__ASSIGNMENT__
Every line of the records that contains the string "coraux" counts once; give the total and nothing else.

__RECORDS FOR PROCESSING__
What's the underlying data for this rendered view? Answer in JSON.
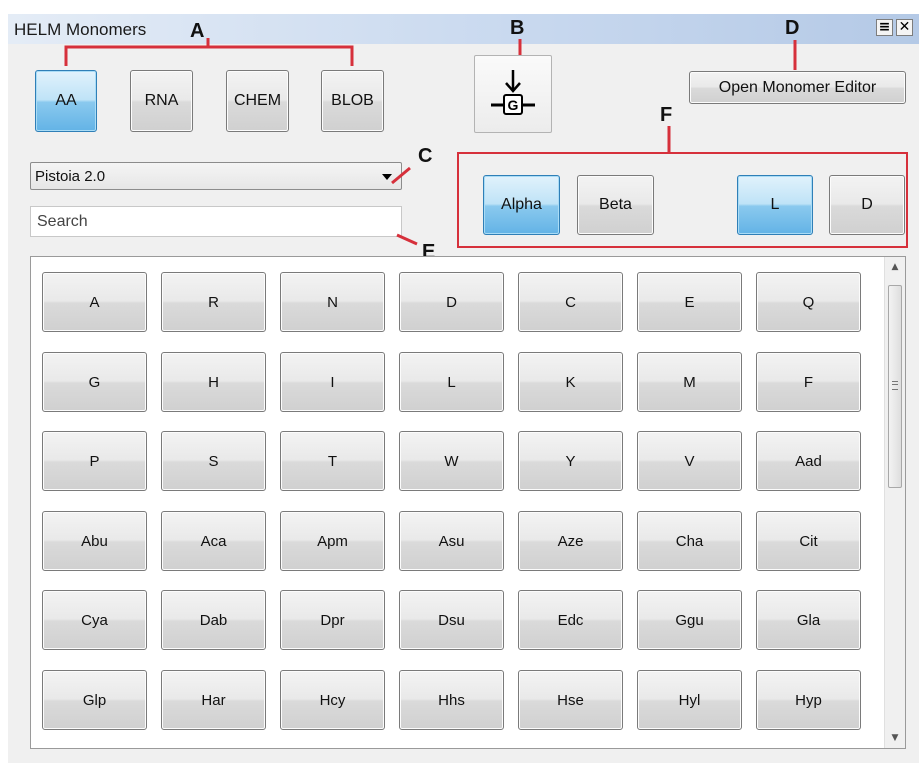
{
  "window": {
    "title": "HELM Monomers",
    "minimize_glyph": "≡",
    "close_glyph": "✕"
  },
  "polymer_types": [
    {
      "label": "AA",
      "selected": true
    },
    {
      "label": "RNA",
      "selected": false
    },
    {
      "label": "CHEM",
      "selected": false
    },
    {
      "label": "BLOB",
      "selected": false
    }
  ],
  "insert_button": {
    "icon": "insert-monomer-icon",
    "glyph_letter": "G"
  },
  "open_editor_label": "Open Monomer Editor",
  "library_dropdown": {
    "selected": "Pistoia 2.0"
  },
  "search": {
    "placeholder": "Search",
    "value": ""
  },
  "filters": {
    "alpha": {
      "label": "Alpha",
      "selected": true
    },
    "beta": {
      "label": "Beta",
      "selected": false
    },
    "l": {
      "label": "L",
      "selected": true
    },
    "d": {
      "label": "D",
      "selected": false
    }
  },
  "annotations": {
    "a": "A",
    "b": "B",
    "c": "C",
    "d": "D",
    "e": "E",
    "f": "F"
  },
  "monomers": [
    [
      "A",
      "R",
      "N",
      "D",
      "C",
      "E",
      "Q"
    ],
    [
      "G",
      "H",
      "I",
      "L",
      "K",
      "M",
      "F"
    ],
    [
      "P",
      "S",
      "T",
      "W",
      "Y",
      "V",
      "Aad"
    ],
    [
      "Abu",
      "Aca",
      "Apm",
      "Asu",
      "Aze",
      "Cha",
      "Cit"
    ],
    [
      "Cya",
      "Dab",
      "Dpr",
      "Dsu",
      "Edc",
      "Ggu",
      "Gla"
    ],
    [
      "Glp",
      "Har",
      "Hcy",
      "Hhs",
      "Hse",
      "Hyl",
      "Hyp"
    ]
  ],
  "scrollbar": {
    "up_glyph": "▲",
    "down_glyph": "▼"
  },
  "colors": {
    "selected_button": "#63b3e6",
    "annotation_red": "#d6303b",
    "titlebar": "#c9d9ef"
  }
}
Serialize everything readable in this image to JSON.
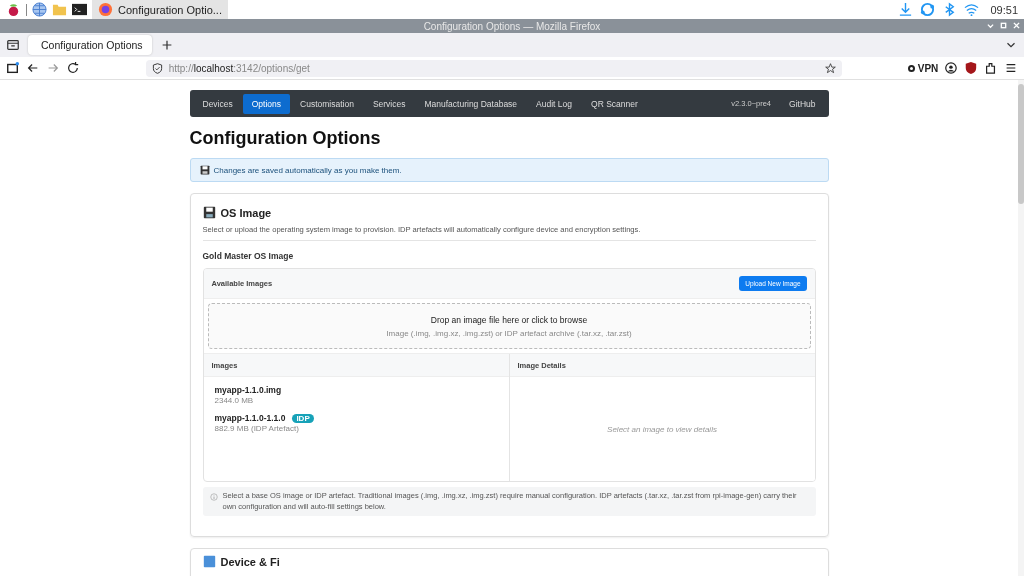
{
  "taskbar": {
    "app_title": "Configuration Optio...",
    "clock": "09:51"
  },
  "window": {
    "title": "Configuration Options — Mozilla Firefox"
  },
  "browser": {
    "tab_title": "Configuration Options",
    "url_scheme": "http://",
    "url_host": "localhost",
    "url_path": ":3142/options/get",
    "vpn_label": "VPN"
  },
  "nav": {
    "items": [
      {
        "label": "Devices",
        "selected": false
      },
      {
        "label": "Options",
        "selected": true
      },
      {
        "label": "Customisation",
        "selected": false
      },
      {
        "label": "Services",
        "selected": false
      },
      {
        "label": "Manufacturing Database",
        "selected": false
      },
      {
        "label": "Audit Log",
        "selected": false
      },
      {
        "label": "QR Scanner",
        "selected": false
      }
    ],
    "version": "v2.3.0~pre4",
    "github": "GitHub"
  },
  "page": {
    "title": "Configuration Options",
    "alert": "Changes are saved automatically as you make them."
  },
  "os_image": {
    "title": "OS Image",
    "description": "Select or upload the operating system image to provision. IDP artefacts will automatically configure device and encryption settings.",
    "subtitle": "Gold Master OS Image",
    "panel_title": "Available Images",
    "upload_button": "Upload New Image",
    "drop_text": "Drop an image file here or click to browse",
    "drop_hint": "Image (.img, .img.xz, .img.zst) or IDP artefact archive (.tar.xz, .tar.zst)",
    "columns": [
      "Images",
      "Image Details"
    ],
    "images": [
      {
        "name": "myapp-1.1.0.img",
        "size": "2344.0 MB"
      },
      {
        "name": "myapp-1.1.0-1.1.0",
        "size": "882.9 MB (IDP Artefact)",
        "badge": "IDP"
      }
    ],
    "details_placeholder": "Select an image to view details",
    "note": "Select a base OS image or IDP artefact. Traditional images (.img, .img.xz, .img.zst) require manual configuration. IDP artefacts (.tar.xz, .tar.zst from rpi-image-gen) carry their own configuration and will auto-fill settings below."
  },
  "next_section": {
    "title": "Device & Fi"
  }
}
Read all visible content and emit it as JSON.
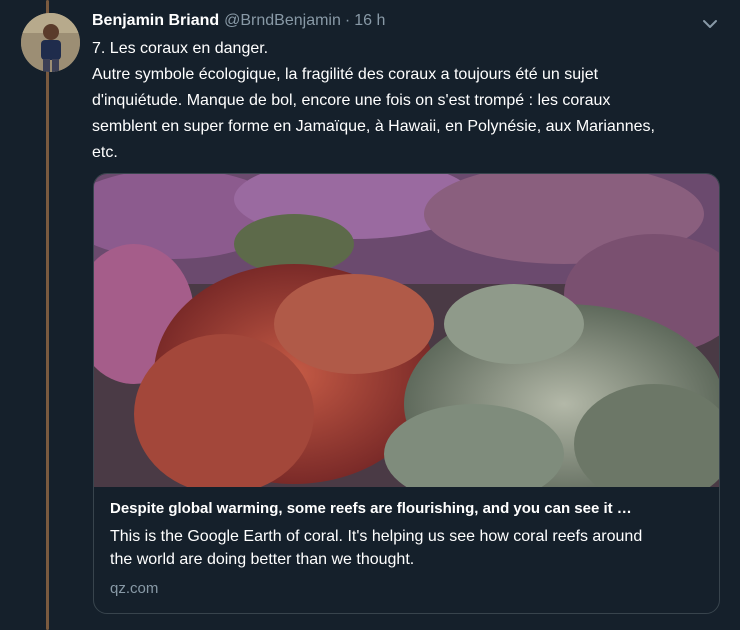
{
  "tweet": {
    "author_name": "Benjamin Briand",
    "author_handle": "@BrndBenjamin",
    "separator": "·",
    "time": "16 h",
    "text_lines": [
      "7. Les coraux en danger.",
      "Autre symbole écologique, la fragilité des coraux a toujours été un sujet",
      "d'inquiétude. Manque de bol, encore une fois on s'est trompé : les coraux",
      "semblent en super forme en Jamaïque, à Hawaii, en Polynésie, aux Mariannes,",
      "etc."
    ],
    "menu_icon": "chevron-down-icon"
  },
  "card": {
    "title": "Despite global warming, some reefs are flourishing, and you can see it …",
    "description_lines": [
      "This is the Google Earth of coral. It's helping us see how coral reefs around",
      "the world are doing better than we thought."
    ],
    "domain": "qz.com"
  },
  "colors": {
    "background": "#15202b",
    "secondary_text": "#8899a6",
    "border": "#38444d",
    "thread_line": "#7a5a3f"
  }
}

__YOUR RESPONSE__
3